SUPPLIED MATERIAL
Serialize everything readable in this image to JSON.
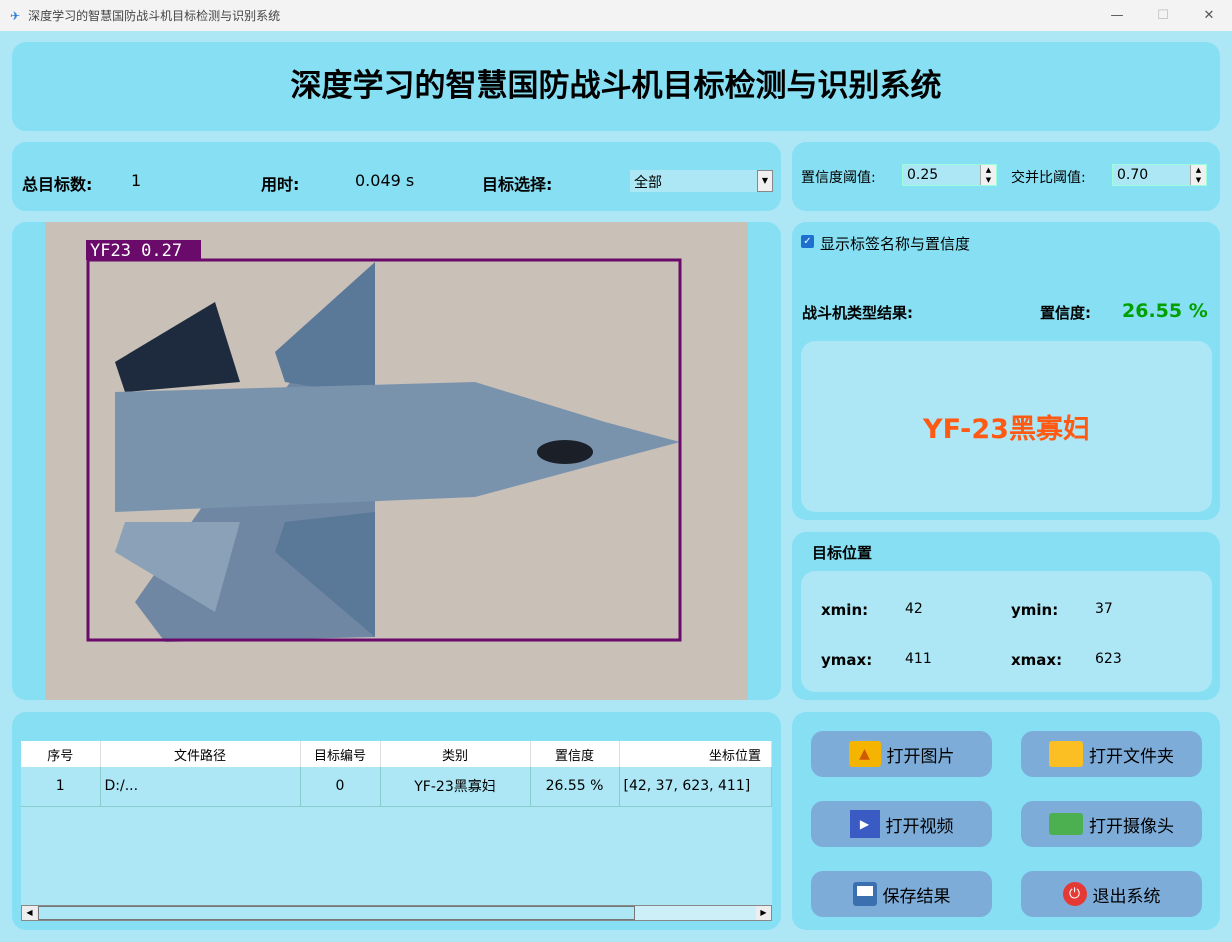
{
  "window": {
    "title": "深度学习的智慧国防战斗机目标检测与识别系统"
  },
  "header": {
    "title": "深度学习的智慧国防战斗机目标检测与识别系统"
  },
  "stats": {
    "total_label": "总目标数:",
    "total_value": "1",
    "time_label": "用时:",
    "time_value": "0.049 s",
    "select_label": "目标选择:",
    "select_value": "全部"
  },
  "thresholds": {
    "conf_label": "置信度阈值:",
    "conf_value": "0.25",
    "iou_label": "交并比阈值:",
    "iou_value": "0.70"
  },
  "image": {
    "box_label": "YF23 0.27"
  },
  "result": {
    "show_label": "显示标签名称与置信度",
    "show_checked": true,
    "type_label": "战斗机类型结果:",
    "conf_label": "置信度:",
    "conf_value": "26.55 %",
    "class_name": "YF-23黑寡妇"
  },
  "position": {
    "title": "目标位置",
    "xmin_label": "xmin:",
    "xmin": "42",
    "ymin_label": "ymin:",
    "ymin": "37",
    "ymax_label": "ymax:",
    "ymax": "411",
    "xmax_label": "xmax:",
    "xmax": "623"
  },
  "table": {
    "headers": [
      "序号",
      "文件路径",
      "目标编号",
      "类别",
      "置信度",
      "坐标位置"
    ],
    "rows": [
      [
        "1",
        "D:/...",
        "0",
        "YF-23黑寡妇",
        "26.55 %",
        "[42, 37, 623, 411]"
      ]
    ]
  },
  "buttons": {
    "open_image": "打开图片",
    "open_folder": "打开文件夹",
    "open_video": "打开视频",
    "open_camera": "打开摄像头",
    "save": "保存结果",
    "exit": "退出系统"
  },
  "colors": {
    "accent_green": "#00a000",
    "result_orange": "#ff5a14",
    "box": "#6a0a6a"
  }
}
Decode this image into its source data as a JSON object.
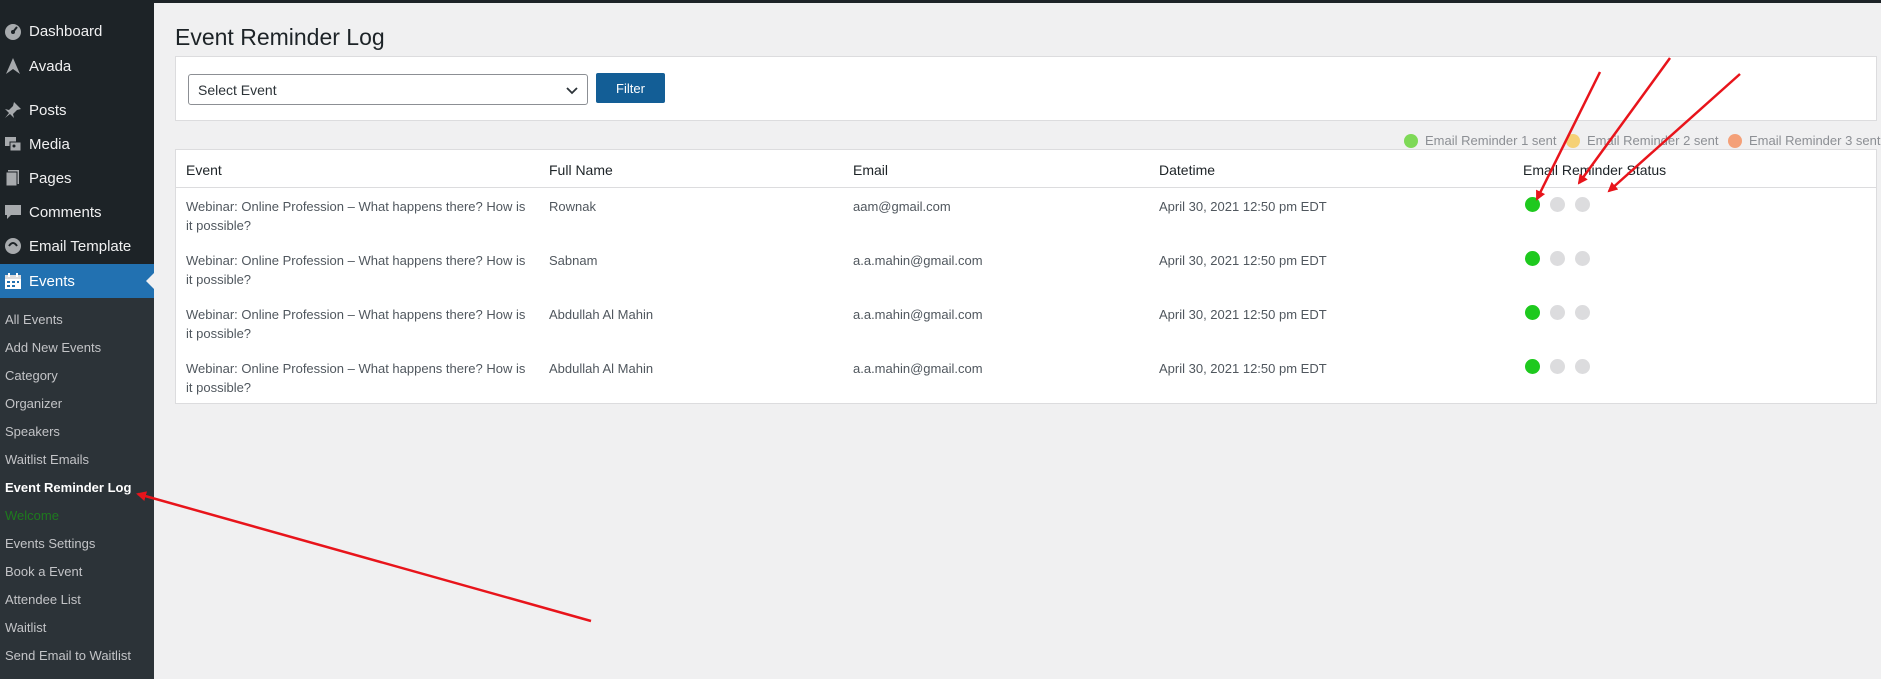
{
  "sidebar": {
    "menu": [
      {
        "label": "Dashboard",
        "icon": "dashboard-icon"
      },
      {
        "label": "Avada",
        "icon": "avada-icon"
      },
      {
        "label": "Posts",
        "icon": "pin-icon"
      },
      {
        "label": "Media",
        "icon": "media-icon"
      },
      {
        "label": "Pages",
        "icon": "pages-icon"
      },
      {
        "label": "Comments",
        "icon": "comments-icon"
      },
      {
        "label": "Email Template",
        "icon": "email-template-icon"
      },
      {
        "label": "Events",
        "icon": "calendar-icon",
        "active": true
      }
    ],
    "submenu": [
      "All Events",
      "Add New Events",
      "Category",
      "Organizer",
      "Speakers",
      "Waitlist Emails",
      "Event Reminder Log",
      "Welcome",
      "Events Settings",
      "Book a Event",
      "Attendee List",
      "Waitlist",
      "Send Email to Waitlist"
    ],
    "current_submenu": "Event Reminder Log"
  },
  "page": {
    "title": "Event Reminder Log"
  },
  "filter": {
    "select_value": "Select Event",
    "button_label": "Filter"
  },
  "legend": [
    {
      "label": "Email Reminder 1 sent",
      "color": "#7ed957"
    },
    {
      "label": "Email Reminder 2 sent",
      "color": "#f5d176"
    },
    {
      "label": "Email Reminder 3 sent",
      "color": "#f4a078"
    }
  ],
  "table": {
    "headers": [
      "Event",
      "Full Name",
      "Email",
      "Datetime",
      "Email Reminder Status"
    ],
    "rows": [
      {
        "event": "Webinar: Online Profession – What happens there? How is it possible?",
        "name": "Rownak",
        "email": "aam@gmail.com",
        "datetime": "April 30, 2021 12:50 pm EDT",
        "status": [
          "sent",
          "pending",
          "pending"
        ]
      },
      {
        "event": "Webinar: Online Profession – What happens there? How is it possible?",
        "name": "Sabnam",
        "email": "a.a.mahin@gmail.com",
        "datetime": "April 30, 2021 12:50 pm EDT",
        "status": [
          "sent",
          "pending",
          "pending"
        ]
      },
      {
        "event": "Webinar: Online Profession – What happens there? How is it possible?",
        "name": "Abdullah Al Mahin",
        "email": "a.a.mahin@gmail.com",
        "datetime": "April 30, 2021 12:50 pm EDT",
        "status": [
          "sent",
          "pending",
          "pending"
        ]
      },
      {
        "event": "Webinar: Online Profession – What happens there? How is it possible?",
        "name": "Abdullah Al Mahin",
        "email": "a.a.mahin@gmail.com",
        "datetime": "April 30, 2021 12:50 pm EDT",
        "status": [
          "sent",
          "pending",
          "pending"
        ]
      }
    ]
  },
  "colors": {
    "sent": "#1ec91e",
    "pending": "#dcdcde",
    "annotation_arrow": "#e8141b",
    "active_menu": "#2271b1",
    "filter_button": "#135e96"
  }
}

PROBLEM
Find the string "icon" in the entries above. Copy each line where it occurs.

OUTPUT FOR THIS EXERCISE
        "icon": "dashboard-icon"
        "icon": "avada-icon"
        "icon": "pin-icon"
        "icon": "media-icon"
        "icon": "pages-icon"
        "icon": "comments-icon"
        "icon": "email-template-icon"
        "icon": "calendar-icon",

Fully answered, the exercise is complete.